North Country Trail suspension bridge over Two Hearted RiverThe Two Hearted River Coast Guard Station was once responsible for responding to distress calls, and providing assistance and rescue services to mariners and vessels in distress, particularly in the often challenging waters of the Great Lakes. These stations played a critical role in ensuring the safety of sailors and passengers on Lake Superior.

The Two Hearted River area is known for its beautiful wilderness, pristine waters, and is famous for being mentioned in Ernest Hemingway’s short story “Big Two-Hearted River.” It has been suggested that Hemingway used the name because of its appeal. The geography of the story indicates that Hemingway was really describing a different trout stream, the Fox River near Seney.

Visitors to the area can often explore the site, which may include historical exhibits and information about the station’s past.

The historical site is located in the Mouth of the Two Hearted River State Forest Campground. The campground is closed November 30th through May 1st. The North Country Trail crosses the river via a suspension bridge that leads to the Lake Superior side. Day visitors are welcome to visit and enjoy all the amenities.

Life Saving Station Historical Marker

Two_Hearted_River_Lightsaving_Station_markerIndustry and Invention (1875 – 1915) – Registered in 1979 and erected in 1980 – ID # L758B

Located at Two-Hearted River Forest Campground at Lake Superior – Lat: 46.69944000/Long: -85.42230000

Here stood the Two-Hearted River Life Saving Station, built in 1876. This station, like many others on the Great Lakes, was of the second class—erected at a cost of $4,790 and manned by volunteer crews. The facility, a simple two-story building with a small lookout tower, housed a lifeboat and other necessary equipment for recovering endangered sailors. An average crew consisted of six to eight experienced surfmen. In 1915 the Life Saving Service was integrated into the U.S. Coast Guard.

Several shipwrecks occurred near the mouth of the Two-Hearted River, also referred to as the Twin River and the Big Two-Hearted River. Among these were the Cleveland (1864), the W. W. Arnold (1869), and the Sumatra (1875). After construction of the lifesaving station here in 1876, the lifesavers were responsible for brave rescues in the Satellite (1879) and the Phineas S. Marsh (1896) disasters. The station was decommissioned in the 1930s and the structure was razed in 1944.

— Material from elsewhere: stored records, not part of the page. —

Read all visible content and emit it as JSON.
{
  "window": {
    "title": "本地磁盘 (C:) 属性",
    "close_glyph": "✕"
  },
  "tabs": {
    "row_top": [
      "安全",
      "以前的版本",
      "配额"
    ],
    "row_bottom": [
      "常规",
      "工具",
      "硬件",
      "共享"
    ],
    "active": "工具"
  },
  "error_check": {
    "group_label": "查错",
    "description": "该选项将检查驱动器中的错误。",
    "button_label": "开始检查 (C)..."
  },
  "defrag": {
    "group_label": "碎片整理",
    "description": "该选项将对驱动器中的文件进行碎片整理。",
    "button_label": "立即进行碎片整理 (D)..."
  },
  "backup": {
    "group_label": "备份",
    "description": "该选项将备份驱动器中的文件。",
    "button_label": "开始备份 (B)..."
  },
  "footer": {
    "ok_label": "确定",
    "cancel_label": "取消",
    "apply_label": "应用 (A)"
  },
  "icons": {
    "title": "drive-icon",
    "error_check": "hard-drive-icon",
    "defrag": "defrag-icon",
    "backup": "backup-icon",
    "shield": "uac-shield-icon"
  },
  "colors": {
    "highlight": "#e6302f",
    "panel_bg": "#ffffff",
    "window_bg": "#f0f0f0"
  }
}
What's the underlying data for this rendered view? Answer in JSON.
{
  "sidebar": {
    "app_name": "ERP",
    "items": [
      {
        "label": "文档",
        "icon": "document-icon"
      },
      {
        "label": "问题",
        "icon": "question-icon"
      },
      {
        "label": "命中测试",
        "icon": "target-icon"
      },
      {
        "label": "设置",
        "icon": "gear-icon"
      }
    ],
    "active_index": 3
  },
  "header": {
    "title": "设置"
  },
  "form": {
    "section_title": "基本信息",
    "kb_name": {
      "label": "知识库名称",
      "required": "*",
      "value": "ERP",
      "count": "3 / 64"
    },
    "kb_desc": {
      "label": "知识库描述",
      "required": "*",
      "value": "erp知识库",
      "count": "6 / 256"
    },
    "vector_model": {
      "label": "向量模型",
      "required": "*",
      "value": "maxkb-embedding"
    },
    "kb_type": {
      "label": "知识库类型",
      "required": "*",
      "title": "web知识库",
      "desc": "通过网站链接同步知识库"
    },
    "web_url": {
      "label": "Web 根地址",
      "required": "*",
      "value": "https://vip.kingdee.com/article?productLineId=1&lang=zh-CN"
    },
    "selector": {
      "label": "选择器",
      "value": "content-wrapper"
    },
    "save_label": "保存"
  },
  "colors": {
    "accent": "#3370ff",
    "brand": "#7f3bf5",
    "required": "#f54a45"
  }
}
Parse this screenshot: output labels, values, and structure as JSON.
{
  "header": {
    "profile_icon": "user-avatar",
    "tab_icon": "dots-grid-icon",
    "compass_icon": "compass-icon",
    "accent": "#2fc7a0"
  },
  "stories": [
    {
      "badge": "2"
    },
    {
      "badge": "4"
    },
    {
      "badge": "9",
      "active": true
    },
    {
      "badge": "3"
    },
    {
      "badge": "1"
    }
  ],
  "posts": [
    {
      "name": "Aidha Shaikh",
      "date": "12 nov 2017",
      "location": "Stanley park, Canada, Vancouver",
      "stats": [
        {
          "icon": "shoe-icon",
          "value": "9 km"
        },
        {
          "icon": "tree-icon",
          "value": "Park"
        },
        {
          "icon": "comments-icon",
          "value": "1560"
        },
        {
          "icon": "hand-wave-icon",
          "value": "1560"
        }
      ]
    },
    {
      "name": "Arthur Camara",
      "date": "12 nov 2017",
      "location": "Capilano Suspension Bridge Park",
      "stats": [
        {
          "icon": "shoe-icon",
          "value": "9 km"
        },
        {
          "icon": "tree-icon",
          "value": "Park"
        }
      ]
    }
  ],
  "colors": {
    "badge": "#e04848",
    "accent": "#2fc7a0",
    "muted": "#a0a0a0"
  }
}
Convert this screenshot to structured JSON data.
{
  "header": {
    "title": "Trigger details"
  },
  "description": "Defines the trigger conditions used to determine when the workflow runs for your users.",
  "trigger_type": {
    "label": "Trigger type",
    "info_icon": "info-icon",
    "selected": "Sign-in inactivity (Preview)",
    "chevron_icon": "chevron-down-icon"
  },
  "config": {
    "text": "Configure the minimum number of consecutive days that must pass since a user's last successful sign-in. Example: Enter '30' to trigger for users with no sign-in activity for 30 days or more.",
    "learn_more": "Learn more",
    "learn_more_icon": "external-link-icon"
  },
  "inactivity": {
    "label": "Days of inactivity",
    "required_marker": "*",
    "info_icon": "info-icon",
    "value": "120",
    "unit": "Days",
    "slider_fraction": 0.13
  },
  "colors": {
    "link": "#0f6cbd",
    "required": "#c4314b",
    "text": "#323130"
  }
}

Learn more about the rich history of the Eastern Upper Peninsula.